__What is expected__
Please copy out all lines of the entries that contain the word "Anmeldung".

◇ ◇ ◇

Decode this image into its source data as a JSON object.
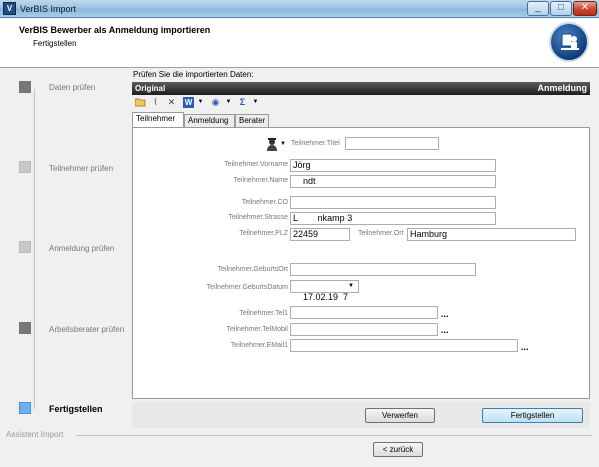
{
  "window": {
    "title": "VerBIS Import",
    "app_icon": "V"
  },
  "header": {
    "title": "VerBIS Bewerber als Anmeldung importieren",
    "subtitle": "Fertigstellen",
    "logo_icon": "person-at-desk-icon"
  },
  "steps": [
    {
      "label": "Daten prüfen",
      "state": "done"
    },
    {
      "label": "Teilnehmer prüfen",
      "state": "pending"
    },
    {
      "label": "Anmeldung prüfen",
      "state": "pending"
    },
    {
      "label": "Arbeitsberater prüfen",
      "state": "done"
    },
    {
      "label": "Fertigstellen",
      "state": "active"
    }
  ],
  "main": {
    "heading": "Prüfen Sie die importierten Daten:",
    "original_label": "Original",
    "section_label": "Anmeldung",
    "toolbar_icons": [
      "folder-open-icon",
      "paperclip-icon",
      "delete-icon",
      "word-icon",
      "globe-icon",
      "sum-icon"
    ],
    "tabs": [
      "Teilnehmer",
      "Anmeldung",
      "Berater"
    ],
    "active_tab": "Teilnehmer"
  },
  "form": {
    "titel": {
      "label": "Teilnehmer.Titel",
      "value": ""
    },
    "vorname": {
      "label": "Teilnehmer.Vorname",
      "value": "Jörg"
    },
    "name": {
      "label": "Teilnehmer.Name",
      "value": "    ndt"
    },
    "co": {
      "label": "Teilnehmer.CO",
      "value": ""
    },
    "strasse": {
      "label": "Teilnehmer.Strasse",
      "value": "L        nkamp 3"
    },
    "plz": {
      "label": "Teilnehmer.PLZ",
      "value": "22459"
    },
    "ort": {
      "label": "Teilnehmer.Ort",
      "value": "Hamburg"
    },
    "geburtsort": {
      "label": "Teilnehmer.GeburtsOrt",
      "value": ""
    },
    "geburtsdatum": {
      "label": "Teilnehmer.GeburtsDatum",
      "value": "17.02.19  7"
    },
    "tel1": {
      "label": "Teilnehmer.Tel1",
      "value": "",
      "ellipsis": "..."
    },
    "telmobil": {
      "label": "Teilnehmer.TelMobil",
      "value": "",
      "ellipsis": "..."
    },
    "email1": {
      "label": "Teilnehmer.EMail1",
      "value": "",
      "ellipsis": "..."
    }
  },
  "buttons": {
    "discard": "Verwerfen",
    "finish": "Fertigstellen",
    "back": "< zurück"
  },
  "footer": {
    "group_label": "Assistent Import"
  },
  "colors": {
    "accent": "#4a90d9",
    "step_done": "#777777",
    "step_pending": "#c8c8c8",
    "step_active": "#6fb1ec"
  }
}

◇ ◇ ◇

__Result for this exercise__
    "title": "VerBIS Bewerber als Anmeldung importieren",
      "label": "Anmeldung prüfen",
    "section_label": "Anmeldung",
      "Anmeldung",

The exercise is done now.